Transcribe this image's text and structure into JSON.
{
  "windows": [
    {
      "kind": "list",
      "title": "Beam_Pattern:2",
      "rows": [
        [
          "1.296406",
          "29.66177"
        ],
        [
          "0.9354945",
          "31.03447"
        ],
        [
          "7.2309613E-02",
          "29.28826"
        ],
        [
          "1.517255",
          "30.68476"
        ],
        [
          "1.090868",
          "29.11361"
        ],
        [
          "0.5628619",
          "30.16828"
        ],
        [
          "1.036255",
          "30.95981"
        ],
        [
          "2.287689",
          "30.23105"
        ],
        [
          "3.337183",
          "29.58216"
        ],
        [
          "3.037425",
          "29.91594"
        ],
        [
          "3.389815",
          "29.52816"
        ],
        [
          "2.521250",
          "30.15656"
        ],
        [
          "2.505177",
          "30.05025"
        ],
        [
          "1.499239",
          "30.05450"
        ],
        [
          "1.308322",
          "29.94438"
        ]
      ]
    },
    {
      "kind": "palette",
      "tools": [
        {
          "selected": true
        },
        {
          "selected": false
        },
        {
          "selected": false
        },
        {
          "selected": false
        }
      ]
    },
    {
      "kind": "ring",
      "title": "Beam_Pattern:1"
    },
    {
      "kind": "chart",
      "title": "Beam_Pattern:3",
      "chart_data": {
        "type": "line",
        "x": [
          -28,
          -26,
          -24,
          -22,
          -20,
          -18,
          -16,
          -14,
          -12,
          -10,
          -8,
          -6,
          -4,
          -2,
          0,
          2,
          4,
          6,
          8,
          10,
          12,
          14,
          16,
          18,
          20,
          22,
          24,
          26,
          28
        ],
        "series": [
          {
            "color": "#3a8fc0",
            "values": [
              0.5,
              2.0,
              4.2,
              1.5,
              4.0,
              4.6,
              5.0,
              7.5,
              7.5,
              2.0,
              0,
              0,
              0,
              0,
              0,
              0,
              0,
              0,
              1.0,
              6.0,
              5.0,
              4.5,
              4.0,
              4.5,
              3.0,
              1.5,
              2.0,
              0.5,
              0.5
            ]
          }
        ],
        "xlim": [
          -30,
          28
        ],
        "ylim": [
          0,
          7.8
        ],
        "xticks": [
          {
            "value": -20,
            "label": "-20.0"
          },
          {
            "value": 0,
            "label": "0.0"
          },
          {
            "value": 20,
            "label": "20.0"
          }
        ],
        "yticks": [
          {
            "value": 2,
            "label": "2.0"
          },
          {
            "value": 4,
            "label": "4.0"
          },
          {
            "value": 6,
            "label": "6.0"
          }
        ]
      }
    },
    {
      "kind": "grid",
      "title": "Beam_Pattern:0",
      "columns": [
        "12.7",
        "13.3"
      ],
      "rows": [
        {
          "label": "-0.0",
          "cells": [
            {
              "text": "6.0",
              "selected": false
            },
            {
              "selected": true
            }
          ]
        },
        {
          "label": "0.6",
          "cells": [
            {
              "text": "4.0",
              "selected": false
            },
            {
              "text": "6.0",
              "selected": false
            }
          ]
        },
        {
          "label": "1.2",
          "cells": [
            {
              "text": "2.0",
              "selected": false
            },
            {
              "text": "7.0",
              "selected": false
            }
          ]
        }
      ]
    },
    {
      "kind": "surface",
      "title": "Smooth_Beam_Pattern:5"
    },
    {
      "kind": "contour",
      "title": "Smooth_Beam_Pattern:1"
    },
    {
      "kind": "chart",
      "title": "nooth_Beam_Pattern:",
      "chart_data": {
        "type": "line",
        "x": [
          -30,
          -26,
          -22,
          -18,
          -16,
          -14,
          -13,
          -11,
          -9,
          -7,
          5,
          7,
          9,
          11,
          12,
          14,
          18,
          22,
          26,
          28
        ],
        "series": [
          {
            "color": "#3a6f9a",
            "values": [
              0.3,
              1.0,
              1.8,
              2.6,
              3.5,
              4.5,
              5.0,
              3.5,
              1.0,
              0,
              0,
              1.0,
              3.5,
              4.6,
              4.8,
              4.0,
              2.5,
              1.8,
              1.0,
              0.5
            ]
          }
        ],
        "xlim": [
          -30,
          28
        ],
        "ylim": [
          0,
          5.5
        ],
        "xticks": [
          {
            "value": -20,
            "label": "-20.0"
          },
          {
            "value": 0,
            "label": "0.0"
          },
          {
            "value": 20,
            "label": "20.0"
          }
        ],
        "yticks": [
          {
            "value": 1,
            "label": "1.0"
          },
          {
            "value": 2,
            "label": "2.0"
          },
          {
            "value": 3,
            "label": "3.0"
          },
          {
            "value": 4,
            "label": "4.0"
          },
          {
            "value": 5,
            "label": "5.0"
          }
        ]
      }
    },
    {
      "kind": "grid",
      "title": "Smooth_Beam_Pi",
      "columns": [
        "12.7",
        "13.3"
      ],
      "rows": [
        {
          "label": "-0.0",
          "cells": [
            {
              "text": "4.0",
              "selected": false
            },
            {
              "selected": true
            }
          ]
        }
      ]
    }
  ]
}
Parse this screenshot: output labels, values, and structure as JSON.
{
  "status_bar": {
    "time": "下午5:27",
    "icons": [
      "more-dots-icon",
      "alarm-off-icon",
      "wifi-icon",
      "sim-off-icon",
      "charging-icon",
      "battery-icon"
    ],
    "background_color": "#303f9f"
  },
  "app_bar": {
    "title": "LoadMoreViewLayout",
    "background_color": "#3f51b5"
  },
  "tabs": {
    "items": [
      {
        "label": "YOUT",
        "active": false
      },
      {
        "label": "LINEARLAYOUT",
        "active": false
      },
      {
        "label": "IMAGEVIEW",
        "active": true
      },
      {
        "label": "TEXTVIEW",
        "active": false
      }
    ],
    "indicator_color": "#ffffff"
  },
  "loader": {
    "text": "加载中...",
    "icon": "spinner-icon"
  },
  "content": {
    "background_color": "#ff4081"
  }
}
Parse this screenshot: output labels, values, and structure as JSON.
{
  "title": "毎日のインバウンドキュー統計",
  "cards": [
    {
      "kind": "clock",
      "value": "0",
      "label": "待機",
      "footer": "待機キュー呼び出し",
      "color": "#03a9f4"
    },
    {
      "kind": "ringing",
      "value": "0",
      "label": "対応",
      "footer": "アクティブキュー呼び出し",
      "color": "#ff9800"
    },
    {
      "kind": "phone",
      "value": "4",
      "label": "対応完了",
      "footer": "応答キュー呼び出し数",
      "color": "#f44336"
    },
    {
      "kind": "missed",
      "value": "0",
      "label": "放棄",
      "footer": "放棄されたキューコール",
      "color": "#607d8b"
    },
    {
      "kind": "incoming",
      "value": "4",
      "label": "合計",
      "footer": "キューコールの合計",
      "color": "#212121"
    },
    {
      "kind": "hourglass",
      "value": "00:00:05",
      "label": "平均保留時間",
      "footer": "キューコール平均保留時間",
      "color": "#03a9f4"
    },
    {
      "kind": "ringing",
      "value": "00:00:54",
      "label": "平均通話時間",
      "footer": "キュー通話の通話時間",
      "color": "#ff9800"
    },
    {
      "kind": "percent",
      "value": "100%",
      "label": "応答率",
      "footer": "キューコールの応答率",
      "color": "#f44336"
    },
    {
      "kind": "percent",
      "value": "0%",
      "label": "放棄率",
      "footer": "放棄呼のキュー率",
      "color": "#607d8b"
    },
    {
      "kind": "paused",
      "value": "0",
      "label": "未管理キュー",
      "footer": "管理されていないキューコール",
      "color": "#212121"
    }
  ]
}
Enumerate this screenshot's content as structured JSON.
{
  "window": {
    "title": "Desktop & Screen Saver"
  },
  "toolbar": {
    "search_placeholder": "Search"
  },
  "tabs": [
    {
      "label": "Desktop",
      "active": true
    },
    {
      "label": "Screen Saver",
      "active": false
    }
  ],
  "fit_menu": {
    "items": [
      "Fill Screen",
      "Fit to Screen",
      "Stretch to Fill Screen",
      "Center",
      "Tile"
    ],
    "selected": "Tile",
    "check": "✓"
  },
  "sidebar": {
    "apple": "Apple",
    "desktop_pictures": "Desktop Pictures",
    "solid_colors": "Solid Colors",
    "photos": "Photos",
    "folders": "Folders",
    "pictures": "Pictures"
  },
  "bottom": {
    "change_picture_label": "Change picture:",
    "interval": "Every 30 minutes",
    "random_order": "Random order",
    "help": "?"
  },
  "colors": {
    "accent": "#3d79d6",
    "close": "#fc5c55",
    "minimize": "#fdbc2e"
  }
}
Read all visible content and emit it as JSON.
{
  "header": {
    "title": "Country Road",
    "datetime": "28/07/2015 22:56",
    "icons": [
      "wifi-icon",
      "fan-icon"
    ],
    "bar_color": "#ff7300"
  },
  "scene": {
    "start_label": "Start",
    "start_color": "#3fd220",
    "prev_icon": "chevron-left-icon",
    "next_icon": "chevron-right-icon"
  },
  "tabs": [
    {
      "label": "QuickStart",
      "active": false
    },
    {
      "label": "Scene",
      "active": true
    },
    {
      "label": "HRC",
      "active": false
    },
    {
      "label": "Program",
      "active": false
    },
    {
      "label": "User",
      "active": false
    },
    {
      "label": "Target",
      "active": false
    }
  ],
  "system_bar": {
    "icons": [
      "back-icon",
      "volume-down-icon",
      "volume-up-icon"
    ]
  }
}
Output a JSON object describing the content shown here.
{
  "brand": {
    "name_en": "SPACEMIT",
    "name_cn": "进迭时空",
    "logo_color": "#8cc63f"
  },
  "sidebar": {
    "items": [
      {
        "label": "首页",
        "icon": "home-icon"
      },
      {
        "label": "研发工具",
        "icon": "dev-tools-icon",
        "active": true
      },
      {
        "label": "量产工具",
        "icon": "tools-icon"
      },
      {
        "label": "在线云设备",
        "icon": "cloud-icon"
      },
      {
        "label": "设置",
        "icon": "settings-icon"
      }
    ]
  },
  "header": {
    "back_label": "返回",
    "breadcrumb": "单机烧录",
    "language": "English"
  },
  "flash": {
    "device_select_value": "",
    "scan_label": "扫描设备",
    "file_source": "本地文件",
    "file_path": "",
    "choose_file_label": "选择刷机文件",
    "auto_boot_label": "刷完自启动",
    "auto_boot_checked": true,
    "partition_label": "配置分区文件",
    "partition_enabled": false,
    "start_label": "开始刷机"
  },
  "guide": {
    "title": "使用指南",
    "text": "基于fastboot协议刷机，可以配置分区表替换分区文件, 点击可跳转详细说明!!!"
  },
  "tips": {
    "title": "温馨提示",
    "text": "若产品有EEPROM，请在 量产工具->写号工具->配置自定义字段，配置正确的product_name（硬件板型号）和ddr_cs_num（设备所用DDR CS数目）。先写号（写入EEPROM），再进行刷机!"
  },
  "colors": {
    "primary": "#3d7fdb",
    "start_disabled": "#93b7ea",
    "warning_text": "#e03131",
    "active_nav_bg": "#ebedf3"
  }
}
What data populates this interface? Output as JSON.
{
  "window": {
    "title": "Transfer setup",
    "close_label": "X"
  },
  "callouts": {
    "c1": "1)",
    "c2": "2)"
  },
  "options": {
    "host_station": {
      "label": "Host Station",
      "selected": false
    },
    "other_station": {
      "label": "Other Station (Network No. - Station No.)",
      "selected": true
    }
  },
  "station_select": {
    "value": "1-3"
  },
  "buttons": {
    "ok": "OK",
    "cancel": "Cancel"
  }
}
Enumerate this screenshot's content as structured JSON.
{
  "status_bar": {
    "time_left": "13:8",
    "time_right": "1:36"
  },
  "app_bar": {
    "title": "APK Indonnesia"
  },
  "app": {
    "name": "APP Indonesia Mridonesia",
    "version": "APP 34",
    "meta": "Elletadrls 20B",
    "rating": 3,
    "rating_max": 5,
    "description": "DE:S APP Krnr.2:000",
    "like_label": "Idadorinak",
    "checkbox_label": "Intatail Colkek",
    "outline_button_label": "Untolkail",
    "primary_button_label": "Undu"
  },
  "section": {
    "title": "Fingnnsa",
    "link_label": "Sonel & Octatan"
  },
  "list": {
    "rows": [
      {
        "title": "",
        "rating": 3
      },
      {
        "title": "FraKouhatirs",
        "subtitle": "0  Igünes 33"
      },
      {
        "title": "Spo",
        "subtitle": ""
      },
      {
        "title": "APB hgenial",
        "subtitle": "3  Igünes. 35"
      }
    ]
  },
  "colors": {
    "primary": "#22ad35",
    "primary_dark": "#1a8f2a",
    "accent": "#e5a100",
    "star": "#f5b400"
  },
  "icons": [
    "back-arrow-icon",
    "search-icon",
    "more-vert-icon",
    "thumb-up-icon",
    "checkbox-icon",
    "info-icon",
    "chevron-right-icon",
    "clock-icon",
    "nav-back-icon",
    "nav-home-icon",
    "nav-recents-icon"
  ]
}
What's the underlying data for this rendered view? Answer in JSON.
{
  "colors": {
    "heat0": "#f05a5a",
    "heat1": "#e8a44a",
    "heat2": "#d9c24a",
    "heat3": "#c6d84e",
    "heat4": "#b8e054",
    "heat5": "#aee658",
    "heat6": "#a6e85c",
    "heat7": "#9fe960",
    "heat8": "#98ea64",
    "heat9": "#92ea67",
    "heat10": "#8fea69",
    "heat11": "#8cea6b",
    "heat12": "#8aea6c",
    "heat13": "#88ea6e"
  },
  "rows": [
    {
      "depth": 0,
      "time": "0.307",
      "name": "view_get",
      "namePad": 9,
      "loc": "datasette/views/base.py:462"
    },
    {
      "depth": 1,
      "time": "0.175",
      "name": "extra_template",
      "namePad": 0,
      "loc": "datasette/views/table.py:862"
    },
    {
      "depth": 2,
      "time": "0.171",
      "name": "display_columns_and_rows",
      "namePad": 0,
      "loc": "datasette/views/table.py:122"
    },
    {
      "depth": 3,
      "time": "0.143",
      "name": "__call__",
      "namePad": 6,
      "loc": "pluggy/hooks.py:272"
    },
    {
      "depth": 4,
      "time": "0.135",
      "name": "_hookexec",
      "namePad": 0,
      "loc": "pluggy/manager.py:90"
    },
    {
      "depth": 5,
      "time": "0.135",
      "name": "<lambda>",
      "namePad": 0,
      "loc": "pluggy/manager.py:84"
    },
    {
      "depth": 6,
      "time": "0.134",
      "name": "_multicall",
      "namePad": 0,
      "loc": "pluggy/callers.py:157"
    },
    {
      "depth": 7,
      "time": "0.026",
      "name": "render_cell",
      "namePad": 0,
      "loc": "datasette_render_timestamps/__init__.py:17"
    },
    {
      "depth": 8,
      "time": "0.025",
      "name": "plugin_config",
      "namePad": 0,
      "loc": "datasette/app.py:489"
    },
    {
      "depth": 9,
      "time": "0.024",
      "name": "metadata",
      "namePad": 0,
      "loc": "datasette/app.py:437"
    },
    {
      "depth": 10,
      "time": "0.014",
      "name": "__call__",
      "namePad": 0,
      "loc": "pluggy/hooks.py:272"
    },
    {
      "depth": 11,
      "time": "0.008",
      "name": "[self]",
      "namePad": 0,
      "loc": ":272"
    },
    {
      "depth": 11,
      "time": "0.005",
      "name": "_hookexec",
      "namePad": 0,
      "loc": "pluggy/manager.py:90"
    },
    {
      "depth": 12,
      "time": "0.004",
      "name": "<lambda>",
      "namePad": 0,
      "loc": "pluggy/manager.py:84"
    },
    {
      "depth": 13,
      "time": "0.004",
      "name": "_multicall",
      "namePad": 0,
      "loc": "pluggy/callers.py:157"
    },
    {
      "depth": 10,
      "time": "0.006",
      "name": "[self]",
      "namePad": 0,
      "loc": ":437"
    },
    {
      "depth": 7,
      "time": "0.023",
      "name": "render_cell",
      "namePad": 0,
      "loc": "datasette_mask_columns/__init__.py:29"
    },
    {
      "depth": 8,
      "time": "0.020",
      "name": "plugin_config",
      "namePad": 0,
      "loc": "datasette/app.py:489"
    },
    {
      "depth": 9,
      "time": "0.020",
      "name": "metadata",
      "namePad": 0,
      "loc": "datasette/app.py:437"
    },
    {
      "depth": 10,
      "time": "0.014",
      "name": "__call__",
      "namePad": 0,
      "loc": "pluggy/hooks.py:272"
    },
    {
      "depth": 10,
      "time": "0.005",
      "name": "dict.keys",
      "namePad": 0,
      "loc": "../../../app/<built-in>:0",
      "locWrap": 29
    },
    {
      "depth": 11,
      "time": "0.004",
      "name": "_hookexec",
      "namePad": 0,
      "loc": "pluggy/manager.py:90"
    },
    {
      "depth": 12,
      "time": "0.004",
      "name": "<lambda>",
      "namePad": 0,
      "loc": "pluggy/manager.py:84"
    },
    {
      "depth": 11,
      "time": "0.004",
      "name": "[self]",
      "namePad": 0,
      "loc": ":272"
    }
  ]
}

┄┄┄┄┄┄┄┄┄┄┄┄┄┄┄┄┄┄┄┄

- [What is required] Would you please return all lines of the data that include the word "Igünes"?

- [Answer area]
        "subtitle": "0  Igünes 33"
        "subtitle": "3  Igünes. 35"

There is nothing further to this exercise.